[Requirement]
With no edits of any kind, print each record that follows.

Items from an interface collection:
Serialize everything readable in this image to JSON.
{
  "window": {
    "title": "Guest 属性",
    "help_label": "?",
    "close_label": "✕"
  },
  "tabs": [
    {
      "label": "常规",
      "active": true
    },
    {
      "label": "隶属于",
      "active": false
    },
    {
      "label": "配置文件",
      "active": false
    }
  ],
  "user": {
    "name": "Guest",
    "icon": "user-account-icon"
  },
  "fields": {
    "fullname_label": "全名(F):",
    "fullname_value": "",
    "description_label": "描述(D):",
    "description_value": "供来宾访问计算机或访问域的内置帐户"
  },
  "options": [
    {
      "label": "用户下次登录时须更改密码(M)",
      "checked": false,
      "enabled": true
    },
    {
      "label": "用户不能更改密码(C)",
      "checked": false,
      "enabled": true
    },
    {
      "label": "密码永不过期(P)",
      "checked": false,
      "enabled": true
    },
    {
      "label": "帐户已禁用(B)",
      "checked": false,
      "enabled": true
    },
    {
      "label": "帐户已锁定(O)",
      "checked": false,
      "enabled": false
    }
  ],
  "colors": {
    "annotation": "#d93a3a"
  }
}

[Answer]
Serialize everything readable in this image to JSON.
{
  "window": {
    "title": "Guest 属性",
    "help_label": "?",
    "close_label": "✕"
  },
  "tabs": [
    {
      "label": "常规",
      "active": true
    },
    {
      "label": "隶属于",
      "active": false
    },
    {
      "label": "配置文件",
      "active": false
    }
  ],
  "user": {
    "name": "Guest",
    "icon": "user-account-icon"
  },
  "fields": {
    "fullname_label": "全名(F):",
    "fullname_value": "",
    "description_label": "描述(D):",
    "description_value": "供来宾访问计算机或访问域的内置帐户"
  },
  "options": [
    {
      "label": "用户下次登录时须更改密码(M)",
      "checked": false,
      "enabled": true
    },
    {
      "label": "用户不能更改密码(C)",
      "checked": false,
      "enabled": true
    },
    {
      "label": "密码永不过期(P)",
      "checked": false,
      "enabled": true
    },
    {
      "label": "帐户已禁用(B)",
      "checked": false,
      "enabled": true
    },
    {
      "label": "帐户已锁定(O)",
      "checked": false,
      "enabled": false
    }
  ],
  "colors": {
    "annotation": "#d93a3a"
  }
}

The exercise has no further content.